He also built a railway line from Honolulu to Waialua along the west coast around Kaena Point, which opened the same year and ended in front of his hotel.

The railroad inaugurated a passenger train, the Haleiwa Limited, which took two hours for this trip.

This railroad was chartered as the Oahu Railway & Land Company. Hale’iwa was designated a State Historic, Cultural and Scenic District in 1984 by the City and County of Honolulu.

All new buildings must adhere to a design plan that reflects the territorial architecture of Hale’iwa’s earlier sugar industry period.

The town is home to 30 historic buildings featuring plantation architectural styles influenced by the Waialua Sugar Co.

Streets of San Francisco – FIREBALL MALIBU VLOG 201

Today’s Episode: Still in San Francisco, the sites include the Palace of Fine Arts, Skating in Union Square and lots of Cadillac Christmas Coffee!


VooDoo Doughnuts – FIREBALL MALIBU VLOG 76

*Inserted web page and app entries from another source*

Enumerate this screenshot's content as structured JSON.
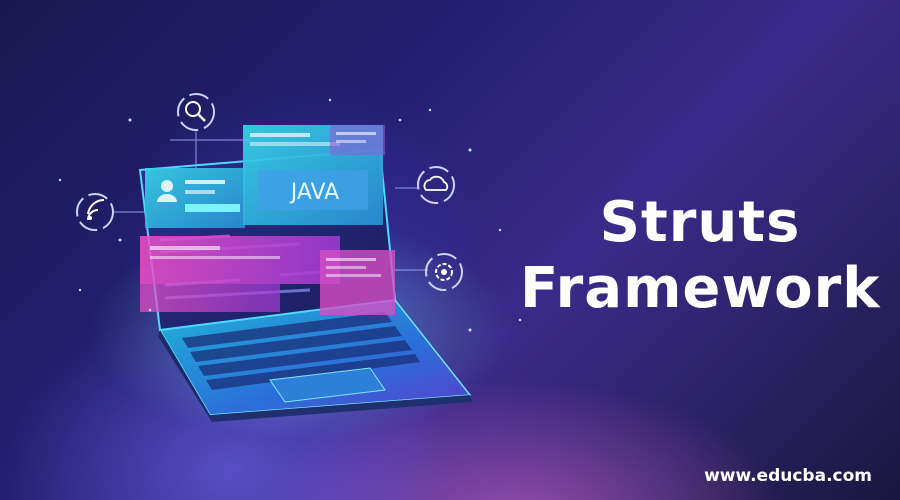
{
  "headline": {
    "line1": "Struts",
    "line2": "Framework"
  },
  "website": "www.educba.com",
  "illustration": {
    "screen_label": "JAVA",
    "icons": [
      "search-icon",
      "wifi-icon",
      "cloud-icon",
      "gear-icon",
      "user-icon"
    ]
  },
  "colors": {
    "background": "#251f72",
    "accent_cyan": "#3ff0e6",
    "accent_pink": "#e84fd0",
    "text": "#ffffff"
  }
}
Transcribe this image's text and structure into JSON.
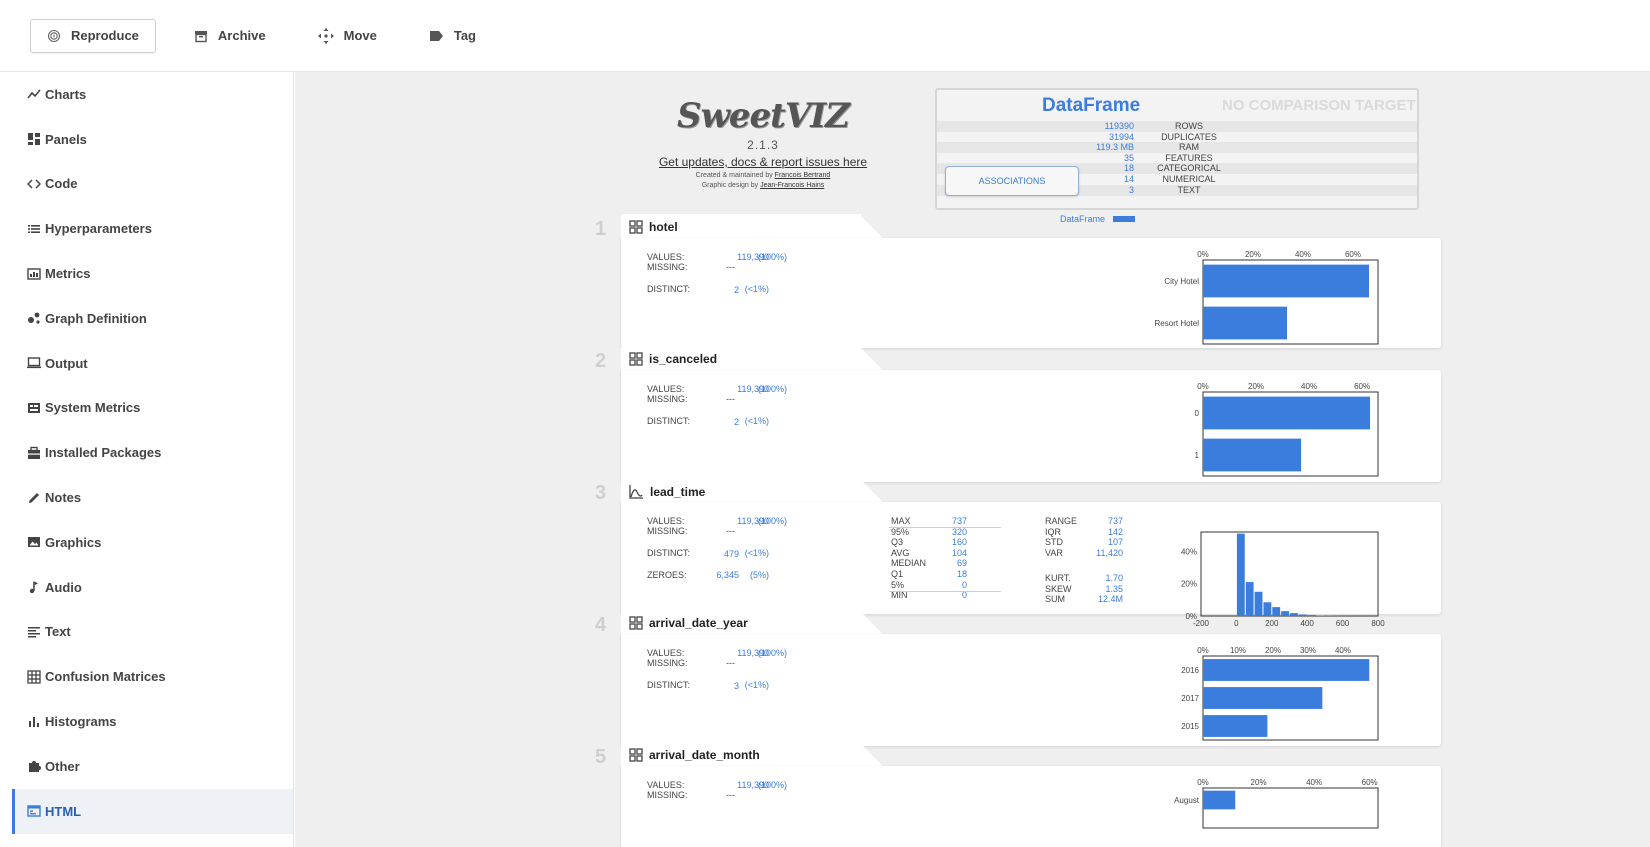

This episode… Fireball & Kathie, while in Portland, hit the famous Voodoo Doughnuts and a Ghost Pizza joint.


FIREBALL MALIBU VLOG 65 – Oregon Invades Malibu

This episode… Cleanup Time. Peanuts, Popcorn, Fireball, Kathie and the Dogs. Then Fireball gets a visit from Oregonian High School Graduates, Chris, Nick and Thor. Awesome.